[[ INPUT RECORDS, beginning ]]
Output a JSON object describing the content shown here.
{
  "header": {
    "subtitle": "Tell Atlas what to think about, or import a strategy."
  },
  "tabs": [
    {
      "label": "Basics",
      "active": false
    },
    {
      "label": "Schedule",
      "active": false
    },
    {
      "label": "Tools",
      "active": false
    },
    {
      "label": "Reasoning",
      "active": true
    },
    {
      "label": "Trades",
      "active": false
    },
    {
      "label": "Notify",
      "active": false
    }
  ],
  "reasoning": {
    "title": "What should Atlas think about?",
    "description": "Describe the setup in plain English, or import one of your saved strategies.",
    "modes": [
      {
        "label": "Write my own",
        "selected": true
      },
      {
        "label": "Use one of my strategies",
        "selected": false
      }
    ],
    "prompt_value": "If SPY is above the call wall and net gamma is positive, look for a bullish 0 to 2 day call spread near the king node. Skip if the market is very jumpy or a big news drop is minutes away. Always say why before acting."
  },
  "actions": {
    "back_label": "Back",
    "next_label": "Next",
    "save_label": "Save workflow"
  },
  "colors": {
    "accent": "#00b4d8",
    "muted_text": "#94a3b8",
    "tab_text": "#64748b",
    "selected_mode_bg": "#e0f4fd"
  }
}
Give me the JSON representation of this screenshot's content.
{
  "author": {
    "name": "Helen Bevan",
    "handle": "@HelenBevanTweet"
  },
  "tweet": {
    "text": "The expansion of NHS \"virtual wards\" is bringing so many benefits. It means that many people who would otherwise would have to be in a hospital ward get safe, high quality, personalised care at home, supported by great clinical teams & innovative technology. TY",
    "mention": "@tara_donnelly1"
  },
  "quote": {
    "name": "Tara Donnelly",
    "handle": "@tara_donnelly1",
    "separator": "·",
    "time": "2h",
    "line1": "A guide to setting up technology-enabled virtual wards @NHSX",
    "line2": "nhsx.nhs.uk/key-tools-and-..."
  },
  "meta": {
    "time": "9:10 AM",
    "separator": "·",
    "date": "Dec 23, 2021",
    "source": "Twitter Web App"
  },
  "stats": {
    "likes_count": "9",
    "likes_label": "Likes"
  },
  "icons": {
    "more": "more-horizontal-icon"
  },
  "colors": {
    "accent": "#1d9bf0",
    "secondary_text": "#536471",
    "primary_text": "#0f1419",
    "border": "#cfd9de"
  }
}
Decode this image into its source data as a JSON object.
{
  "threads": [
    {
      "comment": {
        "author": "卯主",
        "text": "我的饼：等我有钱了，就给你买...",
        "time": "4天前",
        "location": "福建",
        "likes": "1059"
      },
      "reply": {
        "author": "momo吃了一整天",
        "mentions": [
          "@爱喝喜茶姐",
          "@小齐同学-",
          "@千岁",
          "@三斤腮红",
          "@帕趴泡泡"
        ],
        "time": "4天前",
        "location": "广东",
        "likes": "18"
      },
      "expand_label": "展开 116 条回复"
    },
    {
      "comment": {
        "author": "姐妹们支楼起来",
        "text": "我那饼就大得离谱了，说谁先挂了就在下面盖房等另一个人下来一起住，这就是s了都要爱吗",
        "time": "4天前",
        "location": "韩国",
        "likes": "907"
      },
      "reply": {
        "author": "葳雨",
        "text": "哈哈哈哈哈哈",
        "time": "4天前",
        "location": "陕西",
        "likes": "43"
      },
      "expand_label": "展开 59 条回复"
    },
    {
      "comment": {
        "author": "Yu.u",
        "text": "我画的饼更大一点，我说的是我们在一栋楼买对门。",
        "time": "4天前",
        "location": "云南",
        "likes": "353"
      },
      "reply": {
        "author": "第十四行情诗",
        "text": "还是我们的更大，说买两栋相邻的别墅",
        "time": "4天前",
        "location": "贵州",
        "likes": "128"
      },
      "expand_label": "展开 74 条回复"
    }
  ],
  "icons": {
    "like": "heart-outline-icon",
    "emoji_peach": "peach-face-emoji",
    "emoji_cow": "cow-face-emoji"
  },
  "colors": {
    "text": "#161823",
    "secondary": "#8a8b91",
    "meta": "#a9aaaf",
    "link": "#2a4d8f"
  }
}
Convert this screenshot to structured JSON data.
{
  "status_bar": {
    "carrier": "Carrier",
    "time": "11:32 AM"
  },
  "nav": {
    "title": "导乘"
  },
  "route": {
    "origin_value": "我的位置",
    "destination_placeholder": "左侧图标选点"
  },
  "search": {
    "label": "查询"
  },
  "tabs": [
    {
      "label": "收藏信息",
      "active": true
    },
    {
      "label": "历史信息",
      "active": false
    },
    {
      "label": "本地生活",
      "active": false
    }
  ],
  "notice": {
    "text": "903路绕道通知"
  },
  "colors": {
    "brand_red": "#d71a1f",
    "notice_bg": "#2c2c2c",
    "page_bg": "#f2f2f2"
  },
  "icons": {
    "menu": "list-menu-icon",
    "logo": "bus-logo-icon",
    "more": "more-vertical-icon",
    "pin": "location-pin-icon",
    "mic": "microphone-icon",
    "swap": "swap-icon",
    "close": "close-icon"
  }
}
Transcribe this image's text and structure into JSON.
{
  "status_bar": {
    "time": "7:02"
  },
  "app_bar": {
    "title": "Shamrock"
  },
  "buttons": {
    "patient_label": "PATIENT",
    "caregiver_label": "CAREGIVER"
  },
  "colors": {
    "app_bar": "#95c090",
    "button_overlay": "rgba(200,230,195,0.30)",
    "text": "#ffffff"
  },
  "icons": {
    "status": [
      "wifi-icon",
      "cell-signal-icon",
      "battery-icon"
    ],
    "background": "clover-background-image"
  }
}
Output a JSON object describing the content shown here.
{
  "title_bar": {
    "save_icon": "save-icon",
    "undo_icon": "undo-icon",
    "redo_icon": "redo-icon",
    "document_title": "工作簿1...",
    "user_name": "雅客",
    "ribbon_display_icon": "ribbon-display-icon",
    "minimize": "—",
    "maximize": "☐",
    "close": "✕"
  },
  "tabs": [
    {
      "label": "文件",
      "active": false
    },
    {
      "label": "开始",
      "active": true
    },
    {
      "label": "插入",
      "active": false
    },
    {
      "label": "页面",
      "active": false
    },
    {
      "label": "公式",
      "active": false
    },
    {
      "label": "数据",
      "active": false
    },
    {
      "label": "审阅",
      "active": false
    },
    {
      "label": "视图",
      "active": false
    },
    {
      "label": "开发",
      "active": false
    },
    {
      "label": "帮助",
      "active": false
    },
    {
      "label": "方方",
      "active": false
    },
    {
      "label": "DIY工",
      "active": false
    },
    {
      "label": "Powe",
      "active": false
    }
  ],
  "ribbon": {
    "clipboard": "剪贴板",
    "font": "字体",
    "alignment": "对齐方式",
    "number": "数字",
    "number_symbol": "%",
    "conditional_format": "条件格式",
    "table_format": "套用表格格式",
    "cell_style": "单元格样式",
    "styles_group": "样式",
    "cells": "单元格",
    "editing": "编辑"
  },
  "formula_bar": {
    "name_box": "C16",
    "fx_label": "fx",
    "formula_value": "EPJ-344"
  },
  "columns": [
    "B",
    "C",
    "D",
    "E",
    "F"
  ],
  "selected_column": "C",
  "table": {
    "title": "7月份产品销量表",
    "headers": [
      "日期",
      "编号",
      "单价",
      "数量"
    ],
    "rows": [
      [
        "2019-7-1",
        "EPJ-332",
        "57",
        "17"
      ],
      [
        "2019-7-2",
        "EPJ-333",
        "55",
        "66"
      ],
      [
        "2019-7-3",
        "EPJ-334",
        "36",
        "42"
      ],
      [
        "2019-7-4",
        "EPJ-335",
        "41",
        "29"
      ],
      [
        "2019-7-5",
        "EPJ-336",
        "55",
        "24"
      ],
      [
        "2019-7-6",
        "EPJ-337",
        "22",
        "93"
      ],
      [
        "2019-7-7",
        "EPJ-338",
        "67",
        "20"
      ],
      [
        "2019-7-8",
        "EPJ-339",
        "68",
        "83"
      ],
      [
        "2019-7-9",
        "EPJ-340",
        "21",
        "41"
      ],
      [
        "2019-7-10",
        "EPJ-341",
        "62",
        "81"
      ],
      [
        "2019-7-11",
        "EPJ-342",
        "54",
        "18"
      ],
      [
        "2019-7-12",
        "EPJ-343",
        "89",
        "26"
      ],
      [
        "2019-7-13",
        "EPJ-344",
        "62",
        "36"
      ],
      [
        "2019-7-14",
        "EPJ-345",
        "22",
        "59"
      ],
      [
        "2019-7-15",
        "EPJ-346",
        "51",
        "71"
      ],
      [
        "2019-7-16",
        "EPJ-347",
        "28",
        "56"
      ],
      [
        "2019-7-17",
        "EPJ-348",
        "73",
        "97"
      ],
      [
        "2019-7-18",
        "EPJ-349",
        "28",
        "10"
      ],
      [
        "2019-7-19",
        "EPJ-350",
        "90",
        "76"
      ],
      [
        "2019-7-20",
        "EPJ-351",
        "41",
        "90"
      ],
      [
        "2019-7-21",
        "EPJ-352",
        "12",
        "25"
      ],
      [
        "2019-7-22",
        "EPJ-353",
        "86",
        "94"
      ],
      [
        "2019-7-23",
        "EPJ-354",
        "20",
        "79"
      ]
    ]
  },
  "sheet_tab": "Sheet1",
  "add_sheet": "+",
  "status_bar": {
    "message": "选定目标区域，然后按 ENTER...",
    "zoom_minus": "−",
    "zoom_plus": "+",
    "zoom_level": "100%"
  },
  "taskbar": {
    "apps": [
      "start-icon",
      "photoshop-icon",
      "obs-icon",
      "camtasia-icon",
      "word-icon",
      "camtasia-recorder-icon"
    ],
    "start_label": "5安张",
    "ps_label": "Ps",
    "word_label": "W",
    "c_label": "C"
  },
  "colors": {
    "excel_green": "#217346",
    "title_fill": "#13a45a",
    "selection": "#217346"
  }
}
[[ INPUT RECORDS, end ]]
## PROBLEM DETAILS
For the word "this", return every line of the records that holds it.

## WRITTEN RESPONSE
Give me the JSON representation of this screenshot's content.
Decode this image into its source data as a JSON object.
Convert this screenshot to structured JSON data.
Transcribe this image's text and structure into JSON.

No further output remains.